Entries from a dataset of interfaces:
+++++
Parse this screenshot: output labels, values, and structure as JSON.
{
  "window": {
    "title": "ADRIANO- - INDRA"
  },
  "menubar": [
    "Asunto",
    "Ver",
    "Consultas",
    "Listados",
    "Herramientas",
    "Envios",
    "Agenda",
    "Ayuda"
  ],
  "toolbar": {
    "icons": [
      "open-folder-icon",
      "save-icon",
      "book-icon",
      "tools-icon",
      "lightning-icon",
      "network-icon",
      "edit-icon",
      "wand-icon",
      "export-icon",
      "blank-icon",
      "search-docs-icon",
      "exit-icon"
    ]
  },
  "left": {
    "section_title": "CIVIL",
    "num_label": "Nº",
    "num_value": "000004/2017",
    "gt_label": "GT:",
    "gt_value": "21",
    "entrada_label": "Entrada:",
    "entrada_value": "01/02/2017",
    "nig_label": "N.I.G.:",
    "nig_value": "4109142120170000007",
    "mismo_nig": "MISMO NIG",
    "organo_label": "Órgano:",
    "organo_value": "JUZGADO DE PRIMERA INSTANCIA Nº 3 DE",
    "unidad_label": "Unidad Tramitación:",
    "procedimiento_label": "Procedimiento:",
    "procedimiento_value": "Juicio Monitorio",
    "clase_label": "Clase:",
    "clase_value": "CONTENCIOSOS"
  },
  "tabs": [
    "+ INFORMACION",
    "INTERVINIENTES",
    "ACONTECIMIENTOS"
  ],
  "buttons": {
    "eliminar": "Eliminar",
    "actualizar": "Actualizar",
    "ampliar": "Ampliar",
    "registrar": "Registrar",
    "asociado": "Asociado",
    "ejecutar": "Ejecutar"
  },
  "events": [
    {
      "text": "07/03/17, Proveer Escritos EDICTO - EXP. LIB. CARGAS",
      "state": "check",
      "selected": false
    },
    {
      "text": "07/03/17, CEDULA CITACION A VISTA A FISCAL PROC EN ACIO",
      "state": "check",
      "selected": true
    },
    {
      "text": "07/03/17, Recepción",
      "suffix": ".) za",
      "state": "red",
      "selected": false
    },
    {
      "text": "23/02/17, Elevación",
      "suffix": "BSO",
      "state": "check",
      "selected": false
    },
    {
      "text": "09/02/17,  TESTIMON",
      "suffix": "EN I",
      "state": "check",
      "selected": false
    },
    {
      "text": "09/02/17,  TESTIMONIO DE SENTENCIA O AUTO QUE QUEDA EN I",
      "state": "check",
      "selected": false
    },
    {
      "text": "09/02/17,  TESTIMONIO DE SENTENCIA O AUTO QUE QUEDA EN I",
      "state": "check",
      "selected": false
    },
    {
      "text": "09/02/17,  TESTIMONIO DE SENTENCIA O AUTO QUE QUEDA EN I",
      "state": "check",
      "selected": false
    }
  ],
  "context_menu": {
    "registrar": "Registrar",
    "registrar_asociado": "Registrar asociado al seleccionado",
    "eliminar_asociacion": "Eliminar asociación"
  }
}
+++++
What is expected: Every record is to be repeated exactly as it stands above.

Answer for this exercise:
Parse this screenshot: output labels, values, and structure as JSON.
{
  "window": {
    "title": "ADRIANO- - INDRA"
  },
  "menubar": [
    "Asunto",
    "Ver",
    "Consultas",
    "Listados",
    "Herramientas",
    "Envios",
    "Agenda",
    "Ayuda"
  ],
  "toolbar": {
    "icons": [
      "open-folder-icon",
      "save-icon",
      "book-icon",
      "tools-icon",
      "lightning-icon",
      "network-icon",
      "edit-icon",
      "wand-icon",
      "export-icon",
      "blank-icon",
      "search-docs-icon",
      "exit-icon"
    ]
  },
  "left": {
    "section_title": "CIVIL",
    "num_label": "Nº",
    "num_value": "000004/2017",
    "gt_label": "GT:",
    "gt_value": "21",
    "entrada_label": "Entrada:",
    "entrada_value": "01/02/2017",
    "nig_label": "N.I.G.:",
    "nig_value": "4109142120170000007",
    "mismo_nig": "MISMO NIG",
    "organo_label": "Órgano:",
    "organo_value": "JUZGADO DE PRIMERA INSTANCIA Nº 3 DE",
    "unidad_label": "Unidad Tramitación:",
    "procedimiento_label": "Procedimiento:",
    "procedimiento_value": "Juicio Monitorio",
    "clase_label": "Clase:",
    "clase_value": "CONTENCIOSOS"
  },
  "tabs": [
    "+ INFORMACION",
    "INTERVINIENTES",
    "ACONTECIMIENTOS"
  ],
  "buttons": {
    "eliminar": "Eliminar",
    "actualizar": "Actualizar",
    "ampliar": "Ampliar",
    "registrar": "Registrar",
    "asociado": "Asociado",
    "ejecutar": "Ejecutar"
  },
  "events": [
    {
      "text": "07/03/17, Proveer Escritos EDICTO - EXP. LIB. CARGAS",
      "state": "check",
      "selected": false
    },
    {
      "text": "07/03/17, CEDULA CITACION A VISTA A FISCAL PROC EN ACIO",
      "state": "check",
      "selected": true
    },
    {
      "text": "07/03/17, Recepción",
      "suffix": ".) za",
      "state": "red",
      "selected": false
    },
    {
      "text": "23/02/17, Elevación",
      "suffix": "BSO",
      "state": "check",
      "selected": false
    },
    {
      "text": "09/02/17,  TESTIMON",
      "suffix": "EN I",
      "state": "check",
      "selected": false
    },
    {
      "text": "09/02/17,  TESTIMONIO DE SENTENCIA O AUTO QUE QUEDA EN I",
      "state": "check",
      "selected": false
    },
    {
      "text": "09/02/17,  TESTIMONIO DE SENTENCIA O AUTO QUE QUEDA EN I",
      "state": "check",
      "selected": false
    },
    {
      "text": "09/02/17,  TESTIMONIO DE SENTENCIA O AUTO QUE QUEDA EN I",
      "state": "check",
      "selected": false
    }
  ],
  "context_menu": {
    "registrar": "Registrar",
    "registrar_asociado": "Registrar asociado al seleccionado",
    "eliminar_asociacion": "Eliminar asociación"
  }
}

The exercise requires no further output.